Yesterday, Premier Scott Moe announced new health measures to stem the surge of COVID-19 cases that is endangering Saskatchewan residents’ lives and threatening the integrity of our health care system. Unfortunately, the premier is still not taking the fourth wave seriously enough. Education workers in this province welcome these measures but need the province to know that they are not enough.
“The education system is already seeing outbreaks all over the province,” said Rob Westfield, an education support worker and chair of CUPE Saskatchewan’s Education Workers’ Steering Committee. “Our provincial leaders have failed to protect children and the people who work with them every day.”
While the premier has finally acknowledged that province-wide measures such as indoor masking are necessary to prevent more people from dying, school divisions across the province are still left to decide their own approach to the pandemic, and they will not be able to do enough without provincial support. Some divisions, such as Saskatoon, that already have mask mandates in place have seen dozens of cases in the few weeks school has been back in session. Clearly, more needs to be done. This lack of action is especially egregious given that children under 12 are not eligible for vaccination.
“Even if 100 per cent of eligible people in Saskatchewan were fully immunized tomorrow, more than 200,000 children would still be vulnerable to COVID,” added Westfield. “When Scott Moe says this is a pandemic of the ‘unvaccinated,’ he is talking about the children of this province.”
For students and education workers, more action is needed, and every day without it puts more people’s lives at risk.

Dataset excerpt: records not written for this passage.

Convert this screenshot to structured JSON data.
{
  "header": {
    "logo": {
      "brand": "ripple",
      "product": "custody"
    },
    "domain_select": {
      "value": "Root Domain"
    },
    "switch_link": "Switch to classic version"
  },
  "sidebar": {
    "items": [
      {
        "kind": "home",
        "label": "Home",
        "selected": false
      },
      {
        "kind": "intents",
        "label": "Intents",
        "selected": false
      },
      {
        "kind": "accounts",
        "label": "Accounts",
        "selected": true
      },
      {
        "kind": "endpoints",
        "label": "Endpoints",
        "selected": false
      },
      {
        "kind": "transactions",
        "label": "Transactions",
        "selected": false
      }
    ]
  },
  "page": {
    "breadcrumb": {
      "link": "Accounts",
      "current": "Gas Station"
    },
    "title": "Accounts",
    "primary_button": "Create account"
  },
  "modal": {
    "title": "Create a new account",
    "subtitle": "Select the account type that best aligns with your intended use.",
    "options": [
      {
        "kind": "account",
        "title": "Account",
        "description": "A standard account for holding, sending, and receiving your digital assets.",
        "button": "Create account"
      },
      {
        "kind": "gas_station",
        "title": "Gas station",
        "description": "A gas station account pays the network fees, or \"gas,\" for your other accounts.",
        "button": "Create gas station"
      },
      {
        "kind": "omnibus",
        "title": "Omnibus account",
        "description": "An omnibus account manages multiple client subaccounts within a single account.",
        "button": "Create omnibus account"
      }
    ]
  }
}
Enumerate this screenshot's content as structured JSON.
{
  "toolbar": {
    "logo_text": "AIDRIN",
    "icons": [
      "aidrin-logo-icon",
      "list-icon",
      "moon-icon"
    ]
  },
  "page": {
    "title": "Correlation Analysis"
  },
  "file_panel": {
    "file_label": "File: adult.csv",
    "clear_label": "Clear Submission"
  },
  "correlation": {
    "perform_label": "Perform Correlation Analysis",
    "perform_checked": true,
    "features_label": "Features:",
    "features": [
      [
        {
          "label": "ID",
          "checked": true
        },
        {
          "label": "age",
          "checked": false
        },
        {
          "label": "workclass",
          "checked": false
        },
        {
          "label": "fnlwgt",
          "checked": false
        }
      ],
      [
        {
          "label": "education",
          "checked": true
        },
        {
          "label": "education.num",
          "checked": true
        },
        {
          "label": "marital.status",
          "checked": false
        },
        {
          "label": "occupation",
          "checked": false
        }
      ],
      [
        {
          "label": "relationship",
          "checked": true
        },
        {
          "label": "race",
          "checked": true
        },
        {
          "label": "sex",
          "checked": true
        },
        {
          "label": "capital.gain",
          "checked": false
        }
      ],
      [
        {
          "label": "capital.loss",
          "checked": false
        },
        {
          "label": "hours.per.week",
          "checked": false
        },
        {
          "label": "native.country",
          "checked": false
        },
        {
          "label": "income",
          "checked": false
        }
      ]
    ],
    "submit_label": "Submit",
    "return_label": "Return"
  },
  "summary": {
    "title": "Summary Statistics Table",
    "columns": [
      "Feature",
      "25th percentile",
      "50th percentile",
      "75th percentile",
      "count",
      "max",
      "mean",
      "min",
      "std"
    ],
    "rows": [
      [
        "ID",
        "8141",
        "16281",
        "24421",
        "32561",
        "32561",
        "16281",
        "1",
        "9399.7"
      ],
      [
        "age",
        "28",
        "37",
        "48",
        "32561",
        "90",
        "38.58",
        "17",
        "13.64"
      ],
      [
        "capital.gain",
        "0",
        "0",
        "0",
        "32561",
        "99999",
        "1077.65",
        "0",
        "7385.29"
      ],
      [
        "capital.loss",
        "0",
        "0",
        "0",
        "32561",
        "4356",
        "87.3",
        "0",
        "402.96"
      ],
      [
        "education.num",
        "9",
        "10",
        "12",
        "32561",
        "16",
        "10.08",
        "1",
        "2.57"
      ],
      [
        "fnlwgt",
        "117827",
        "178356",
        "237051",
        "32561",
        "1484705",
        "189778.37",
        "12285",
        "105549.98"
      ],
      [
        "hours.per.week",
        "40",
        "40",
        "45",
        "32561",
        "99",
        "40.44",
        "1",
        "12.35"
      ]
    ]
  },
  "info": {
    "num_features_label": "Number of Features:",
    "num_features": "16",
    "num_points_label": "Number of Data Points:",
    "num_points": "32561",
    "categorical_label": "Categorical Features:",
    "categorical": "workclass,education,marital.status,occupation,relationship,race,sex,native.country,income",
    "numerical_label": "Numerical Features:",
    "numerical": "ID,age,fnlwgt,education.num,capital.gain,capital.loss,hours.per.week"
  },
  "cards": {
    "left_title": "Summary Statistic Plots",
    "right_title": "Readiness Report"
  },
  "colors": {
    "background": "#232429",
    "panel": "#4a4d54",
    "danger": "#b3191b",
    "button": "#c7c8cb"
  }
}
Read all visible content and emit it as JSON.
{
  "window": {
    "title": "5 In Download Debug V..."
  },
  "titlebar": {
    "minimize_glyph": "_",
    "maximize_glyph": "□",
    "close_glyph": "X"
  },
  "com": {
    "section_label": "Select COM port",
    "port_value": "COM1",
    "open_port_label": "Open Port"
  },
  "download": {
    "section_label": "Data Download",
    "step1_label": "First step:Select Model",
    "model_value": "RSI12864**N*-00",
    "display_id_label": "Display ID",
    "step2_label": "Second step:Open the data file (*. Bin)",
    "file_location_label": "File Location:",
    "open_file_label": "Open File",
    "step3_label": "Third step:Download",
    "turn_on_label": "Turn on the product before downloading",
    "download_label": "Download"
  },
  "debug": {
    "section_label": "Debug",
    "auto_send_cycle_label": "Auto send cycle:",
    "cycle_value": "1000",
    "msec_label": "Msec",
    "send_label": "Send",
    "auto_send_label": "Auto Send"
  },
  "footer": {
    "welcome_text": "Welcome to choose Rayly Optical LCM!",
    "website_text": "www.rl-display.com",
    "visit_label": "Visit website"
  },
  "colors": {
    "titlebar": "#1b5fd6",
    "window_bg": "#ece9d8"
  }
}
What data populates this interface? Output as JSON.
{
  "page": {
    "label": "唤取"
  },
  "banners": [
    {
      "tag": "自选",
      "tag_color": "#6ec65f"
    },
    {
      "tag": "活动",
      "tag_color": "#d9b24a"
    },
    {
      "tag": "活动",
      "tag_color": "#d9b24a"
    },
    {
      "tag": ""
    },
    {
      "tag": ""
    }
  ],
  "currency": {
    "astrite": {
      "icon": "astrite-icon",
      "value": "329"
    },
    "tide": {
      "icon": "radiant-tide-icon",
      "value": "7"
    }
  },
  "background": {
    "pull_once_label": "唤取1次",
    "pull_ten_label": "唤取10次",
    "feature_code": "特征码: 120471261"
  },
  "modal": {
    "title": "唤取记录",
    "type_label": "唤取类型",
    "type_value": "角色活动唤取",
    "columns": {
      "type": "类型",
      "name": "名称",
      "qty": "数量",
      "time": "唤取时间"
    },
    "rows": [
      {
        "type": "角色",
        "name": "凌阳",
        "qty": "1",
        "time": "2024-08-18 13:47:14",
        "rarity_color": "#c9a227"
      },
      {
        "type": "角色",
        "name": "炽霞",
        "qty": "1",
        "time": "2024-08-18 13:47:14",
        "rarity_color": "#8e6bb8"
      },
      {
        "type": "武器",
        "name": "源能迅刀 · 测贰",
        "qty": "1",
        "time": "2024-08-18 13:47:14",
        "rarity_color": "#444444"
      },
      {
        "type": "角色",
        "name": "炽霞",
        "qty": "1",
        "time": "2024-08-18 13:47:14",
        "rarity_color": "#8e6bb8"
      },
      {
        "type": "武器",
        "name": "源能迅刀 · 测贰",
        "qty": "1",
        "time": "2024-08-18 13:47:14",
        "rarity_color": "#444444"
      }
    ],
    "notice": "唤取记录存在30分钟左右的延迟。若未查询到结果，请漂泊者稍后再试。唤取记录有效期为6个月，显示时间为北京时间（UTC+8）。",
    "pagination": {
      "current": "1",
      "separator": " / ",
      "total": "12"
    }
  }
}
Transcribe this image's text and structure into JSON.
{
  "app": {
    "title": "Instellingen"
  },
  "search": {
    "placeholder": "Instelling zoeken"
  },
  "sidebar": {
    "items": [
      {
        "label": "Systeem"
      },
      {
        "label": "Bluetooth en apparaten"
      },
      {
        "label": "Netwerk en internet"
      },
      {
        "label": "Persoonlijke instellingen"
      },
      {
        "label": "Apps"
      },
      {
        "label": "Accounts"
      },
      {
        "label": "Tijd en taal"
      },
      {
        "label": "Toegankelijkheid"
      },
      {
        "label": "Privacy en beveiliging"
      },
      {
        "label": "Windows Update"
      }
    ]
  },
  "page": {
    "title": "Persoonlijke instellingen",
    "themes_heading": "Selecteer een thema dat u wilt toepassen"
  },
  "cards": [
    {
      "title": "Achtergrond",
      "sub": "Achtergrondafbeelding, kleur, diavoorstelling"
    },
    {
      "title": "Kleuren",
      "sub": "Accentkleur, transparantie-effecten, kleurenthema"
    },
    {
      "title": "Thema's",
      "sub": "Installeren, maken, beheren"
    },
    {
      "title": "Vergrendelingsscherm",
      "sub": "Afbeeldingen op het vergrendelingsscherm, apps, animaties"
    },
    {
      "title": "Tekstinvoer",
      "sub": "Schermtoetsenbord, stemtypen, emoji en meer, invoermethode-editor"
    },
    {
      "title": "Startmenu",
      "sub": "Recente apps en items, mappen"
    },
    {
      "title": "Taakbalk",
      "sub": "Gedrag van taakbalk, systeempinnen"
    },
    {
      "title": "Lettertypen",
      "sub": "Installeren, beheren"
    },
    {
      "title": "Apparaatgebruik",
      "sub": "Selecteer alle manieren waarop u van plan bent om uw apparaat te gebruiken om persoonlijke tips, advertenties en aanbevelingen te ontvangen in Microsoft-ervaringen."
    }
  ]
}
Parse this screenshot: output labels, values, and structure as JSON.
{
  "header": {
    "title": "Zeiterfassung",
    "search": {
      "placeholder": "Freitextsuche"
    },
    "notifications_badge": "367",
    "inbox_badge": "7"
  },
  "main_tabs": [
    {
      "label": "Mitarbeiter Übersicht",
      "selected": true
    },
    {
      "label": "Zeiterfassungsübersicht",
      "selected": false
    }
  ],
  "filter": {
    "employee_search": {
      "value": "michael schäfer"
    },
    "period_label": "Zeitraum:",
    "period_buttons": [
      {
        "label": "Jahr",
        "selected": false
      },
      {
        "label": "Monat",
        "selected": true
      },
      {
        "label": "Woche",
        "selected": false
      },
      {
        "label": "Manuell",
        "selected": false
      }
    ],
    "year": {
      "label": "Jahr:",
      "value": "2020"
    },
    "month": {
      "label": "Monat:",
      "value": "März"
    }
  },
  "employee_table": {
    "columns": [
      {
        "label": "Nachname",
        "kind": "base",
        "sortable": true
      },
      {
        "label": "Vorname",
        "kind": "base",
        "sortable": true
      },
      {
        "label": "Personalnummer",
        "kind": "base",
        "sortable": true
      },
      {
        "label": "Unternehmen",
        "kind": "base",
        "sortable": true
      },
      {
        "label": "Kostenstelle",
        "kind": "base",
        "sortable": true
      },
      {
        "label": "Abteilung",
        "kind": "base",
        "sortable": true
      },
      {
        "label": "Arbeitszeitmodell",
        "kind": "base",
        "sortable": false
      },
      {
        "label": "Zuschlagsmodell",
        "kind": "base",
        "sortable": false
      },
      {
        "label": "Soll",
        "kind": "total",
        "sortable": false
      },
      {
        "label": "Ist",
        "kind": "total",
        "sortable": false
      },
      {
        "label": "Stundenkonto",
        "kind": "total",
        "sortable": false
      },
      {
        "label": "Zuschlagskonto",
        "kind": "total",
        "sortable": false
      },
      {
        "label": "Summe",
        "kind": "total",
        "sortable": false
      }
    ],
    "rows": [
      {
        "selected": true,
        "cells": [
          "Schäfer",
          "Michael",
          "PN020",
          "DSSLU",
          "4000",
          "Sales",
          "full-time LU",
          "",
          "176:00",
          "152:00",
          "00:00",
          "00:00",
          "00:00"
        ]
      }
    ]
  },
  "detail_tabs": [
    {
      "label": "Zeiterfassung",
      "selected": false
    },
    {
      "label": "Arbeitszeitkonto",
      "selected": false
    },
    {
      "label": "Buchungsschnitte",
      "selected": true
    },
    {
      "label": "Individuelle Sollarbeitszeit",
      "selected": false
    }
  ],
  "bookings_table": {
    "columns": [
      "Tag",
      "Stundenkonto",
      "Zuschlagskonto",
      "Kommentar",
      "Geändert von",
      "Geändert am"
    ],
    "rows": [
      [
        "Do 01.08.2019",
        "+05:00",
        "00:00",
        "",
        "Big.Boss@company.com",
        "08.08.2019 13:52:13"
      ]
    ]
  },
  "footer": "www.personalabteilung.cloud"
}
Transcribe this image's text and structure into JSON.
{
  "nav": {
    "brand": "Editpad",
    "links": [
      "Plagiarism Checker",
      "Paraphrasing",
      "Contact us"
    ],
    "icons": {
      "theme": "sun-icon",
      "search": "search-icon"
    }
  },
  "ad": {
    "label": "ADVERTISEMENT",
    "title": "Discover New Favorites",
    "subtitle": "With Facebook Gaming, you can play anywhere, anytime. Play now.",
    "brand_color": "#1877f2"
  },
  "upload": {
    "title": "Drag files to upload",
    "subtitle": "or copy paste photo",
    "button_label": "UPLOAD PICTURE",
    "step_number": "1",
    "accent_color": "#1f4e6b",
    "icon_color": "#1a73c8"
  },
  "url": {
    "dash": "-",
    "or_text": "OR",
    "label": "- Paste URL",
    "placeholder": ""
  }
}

The province needs to put together a single set of regulations for every school division to follow. These regulations must include mandated cleaning at the same level as the 2020-21 school year; cohorting for students and all educational workers, not only teachers; and a specific, robust outline of how schools will deal with positive cases. These regulations must be supported by adequate funding for the school divisions.
“Premier Moe needs to stop worrying about how his actions might affect support for his federal counterparts on September 20,” said Westfield, “and he needs to stop trying to avoid upsetting his voting base. Instead, he needs to worry about the health and safety of our province’s children. It’s clear that this is not at the top of his mind right now.”